» Task directions
Word for word, copy the listing below and leave out its images.

» Dataset

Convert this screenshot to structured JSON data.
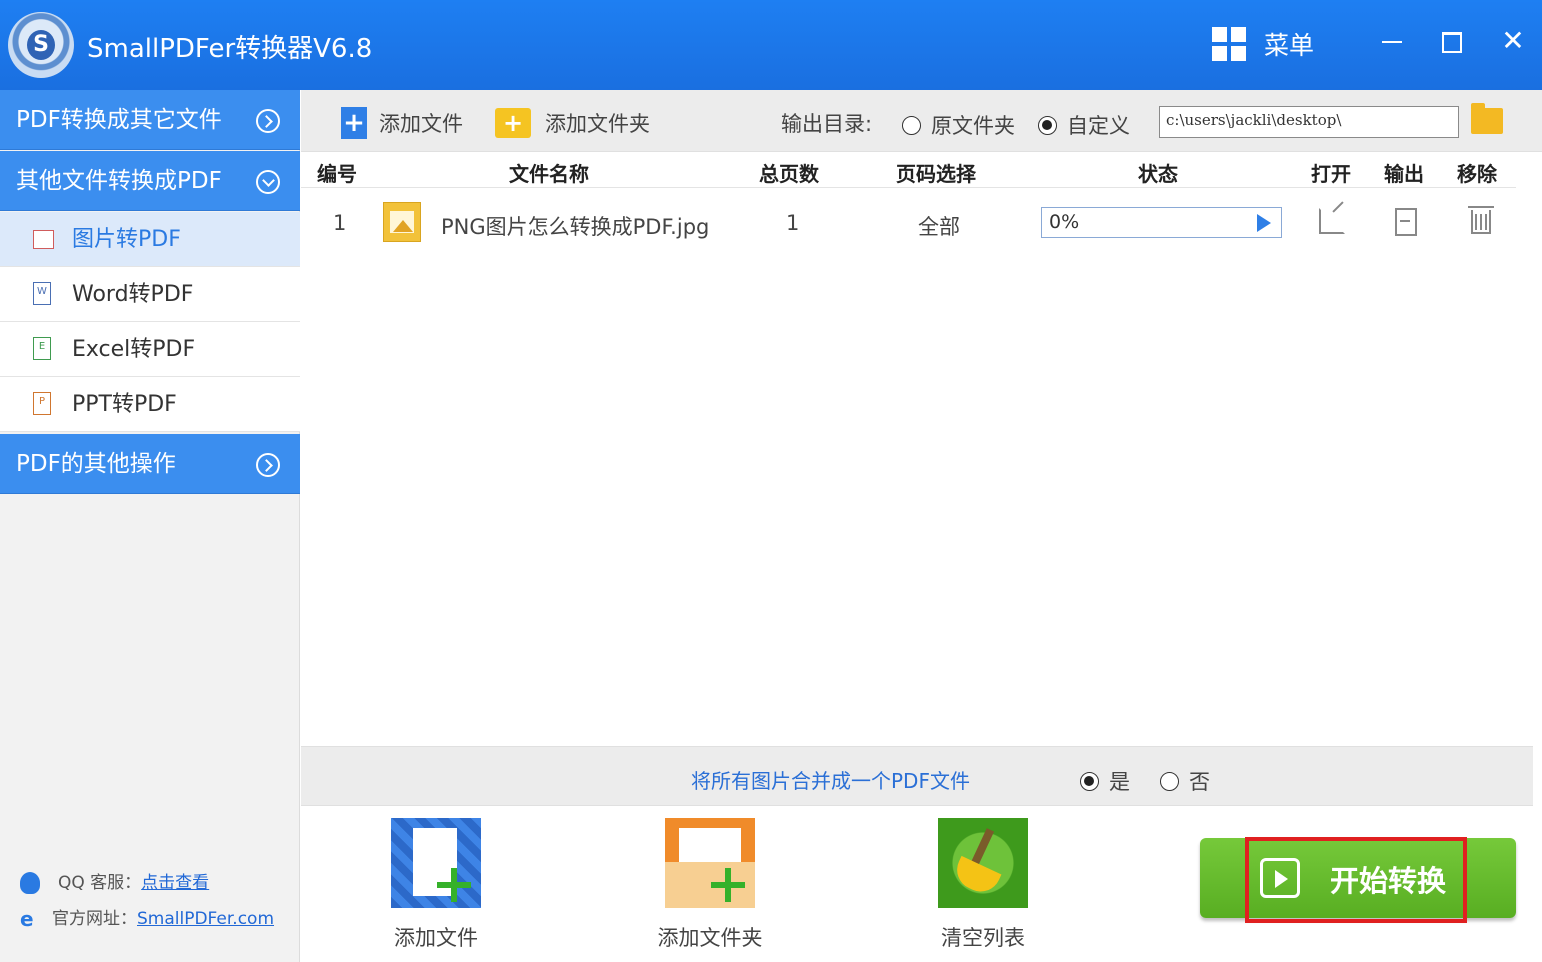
{
  "window": {
    "title": "SmallPDFer转换器V6.8",
    "menu_label": "菜单",
    "logo_letter": "S",
    "close_glyph": "✕"
  },
  "sidebar": {
    "sections": [
      {
        "label": "PDF转换成其它文件"
      },
      {
        "label": "其他文件转换成PDF"
      },
      {
        "label": "PDF的其他操作"
      }
    ],
    "items": [
      {
        "label": "图片转PDF",
        "icon_text": ""
      },
      {
        "label": "Word转PDF",
        "icon_text": "W"
      },
      {
        "label": "Excel转PDF",
        "icon_text": "E"
      },
      {
        "label": "PPT转PDF",
        "icon_text": "P"
      }
    ],
    "support": {
      "qq_label": "QQ 客服：",
      "qq_link": "点击查看",
      "site_label": "官方网址：",
      "site_link": "SmallPDFer.com",
      "ie_glyph": "e"
    }
  },
  "toolbar": {
    "add_file": "添加文件",
    "add_folder": "添加文件夹",
    "output_dir_label": "输出目录:",
    "radio_source": "原文件夹",
    "radio_custom": "自定义",
    "path_value": "c:\\users\\jackli\\desktop\\",
    "plus_glyph": "+"
  },
  "table": {
    "headers": {
      "num": "编号",
      "name": "文件名称",
      "pages": "总页数",
      "range": "页码选择",
      "status": "状态",
      "open": "打开",
      "output": "输出",
      "remove": "移除"
    },
    "rows": [
      {
        "num": "1",
        "name": "PNG图片怎么转换成PDF.jpg",
        "pages": "1",
        "range": "全部",
        "progress": "0%"
      }
    ]
  },
  "merge": {
    "label": "将所有图片合并成一个PDF文件",
    "yes": "是",
    "no": "否"
  },
  "actions": {
    "add_file": "添加文件",
    "add_folder": "添加文件夹",
    "clear_list": "清空列表",
    "start": "开始转换"
  }
}
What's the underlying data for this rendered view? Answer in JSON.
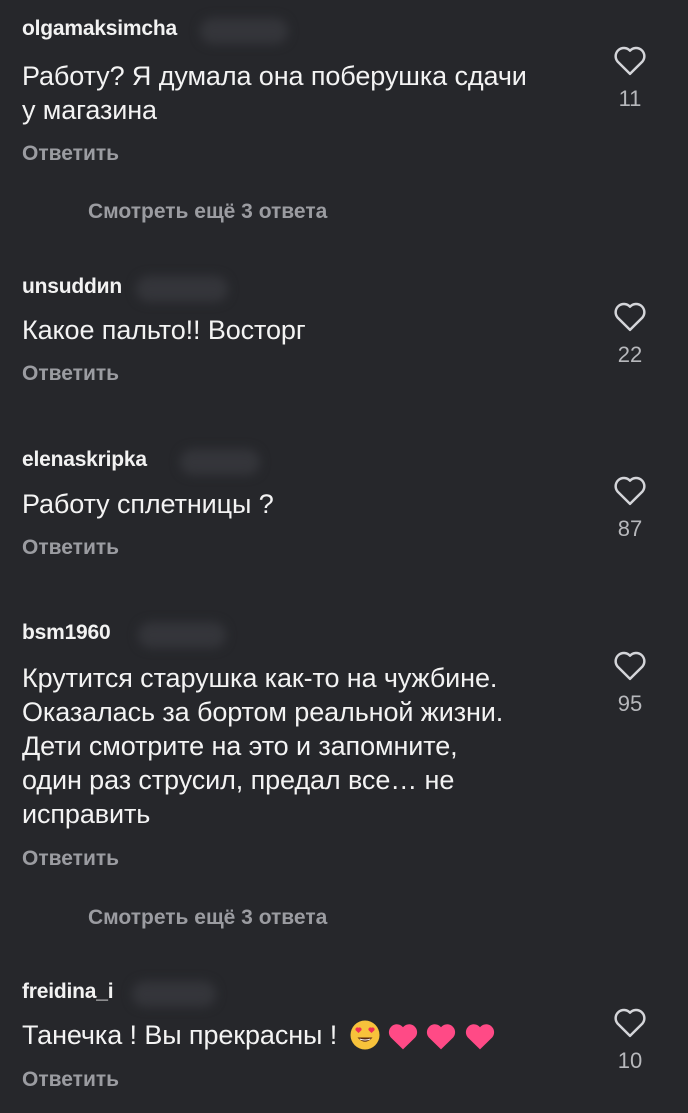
{
  "comments": [
    {
      "username": "olgamaksimcha",
      "text_lines": [
        "Работу? Я думала она поберушка сдачи",
        "у магазина"
      ],
      "reply_label": "Ответить",
      "likes": "11"
    },
    {
      "username": "unsuddиn",
      "text_lines": [
        "Какое пальто!! Восторг"
      ],
      "reply_label": "Ответить",
      "likes": "22"
    },
    {
      "username": "elenaskripka",
      "text_lines": [
        "Работу сплетницы ?"
      ],
      "reply_label": "Ответить",
      "likes": "87"
    },
    {
      "username": "bsm1960",
      "text_lines": [
        "Крутится старушка как-то на чужбине.",
        "Оказалась за бортом реальной жизни.",
        "Дети смотрите на это и запомните,",
        "один раз струсил, предал все… не",
        "исправить"
      ],
      "reply_label": "Ответить",
      "likes": "95"
    },
    {
      "username": "freidina_i",
      "text_lines": [
        "Танечка ! Вы прекрасны !"
      ],
      "reply_label": "Ответить",
      "likes": "10",
      "emoji": [
        "heart-eyes-emoji",
        "pink-heart-emoji",
        "pink-heart-emoji",
        "pink-heart-emoji"
      ]
    }
  ],
  "view_more": [
    "Смотреть ещё 3 ответа",
    "Смотреть ещё 3 ответа"
  ],
  "colors": {
    "background": "#26272b",
    "text": "#f3f3f3",
    "secondary": "#9b9ca1",
    "heart_emoji": "#ff4a86"
  },
  "icons": {
    "like": "heart-outline-icon"
  }
}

» Response to the exercise
Convert this screenshot to structured JSON data.
{
  "window": {
    "title": "SmallPDFer转换器V6.8",
    "menu_label": "菜单",
    "logo_letter": "S",
    "close_glyph": "✕"
  },
  "sidebar": {
    "sections": [
      {
        "label": "PDF转换成其它文件"
      },
      {
        "label": "其他文件转换成PDF"
      },
      {
        "label": "PDF的其他操作"
      }
    ],
    "items": [
      {
        "label": "图片转PDF",
        "icon_text": ""
      },
      {
        "label": "Word转PDF",
        "icon_text": "W"
      },
      {
        "label": "Excel转PDF",
        "icon_text": "E"
      },
      {
        "label": "PPT转PDF",
        "icon_text": "P"
      }
    ],
    "support": {
      "qq_label": "QQ 客服：",
      "qq_link": "点击查看",
      "site_label": "官方网址：",
      "site_link": "SmallPDFer.com",
      "ie_glyph": "e"
    }
  },
  "toolbar": {
    "add_file": "添加文件",
    "add_folder": "添加文件夹",
    "output_dir_label": "输出目录:",
    "radio_source": "原文件夹",
    "radio_custom": "自定义",
    "path_value": "c:\\users\\jackli\\desktop\\",
    "plus_glyph": "+"
  },
  "table": {
    "headers": {
      "num": "编号",
      "name": "文件名称",
      "pages": "总页数",
      "range": "页码选择",
      "status": "状态",
      "open": "打开",
      "output": "输出",
      "remove": "移除"
    },
    "rows": [
      {
        "num": "1",
        "name": "PNG图片怎么转换成PDF.jpg",
        "pages": "1",
        "range": "全部",
        "progress": "0%"
      }
    ]
  },
  "merge": {
    "label": "将所有图片合并成一个PDF文件",
    "yes": "是",
    "no": "否"
  },
  "actions": {
    "add_file": "添加文件",
    "add_folder": "添加文件夹",
    "clear_list": "清空列表",
    "start": "开始转换"
  }
}
What's the underlying data for this rendered view? Answer in JSON.
{
  "comments": [
    {
      "username": "olgamaksimcha",
      "text_lines": [
        "Работу? Я думала она поберушка сдачи",
        "у магазина"
      ],
      "reply_label": "Ответить",
      "likes": "11"
    },
    {
      "username": "unsuddиn",
      "text_lines": [
        "Какое пальто!! Восторг"
      ],
      "reply_label": "Ответить",
      "likes": "22"
    },
    {
      "username": "elenaskripka",
      "text_lines": [
        "Работу сплетницы ?"
      ],
      "reply_label": "Ответить",
      "likes": "87"
    },
    {
      "username": "bsm1960",
      "text_lines": [
        "Крутится старушка как-то на чужбине.",
        "Оказалась за бортом реальной жизни.",
        "Дети смотрите на это и запомните,",
        "один раз струсил, предал все… не",
        "исправить"
      ],
      "reply_label": "Ответить",
      "likes": "95"
    },
    {
      "username": "freidina_i",
      "text_lines": [
        "Танечка ! Вы прекрасны !"
      ],
      "reply_label": "Ответить",
      "likes": "10",
      "emoji": [
        "heart-eyes-emoji",
        "pink-heart-emoji",
        "pink-heart-emoji",
        "pink-heart-emoji"
      ]
    }
  ],
  "view_more": [
    "Смотреть ещё 3 ответа",
    "Смотреть ещё 3 ответа"
  ],
  "colors": {
    "background": "#26272b",
    "text": "#f3f3f3",
    "secondary": "#9b9ca1",
    "heart_emoji": "#ff4a86"
  },
  "icons": {
    "like": "heart-outline-icon"
  }
}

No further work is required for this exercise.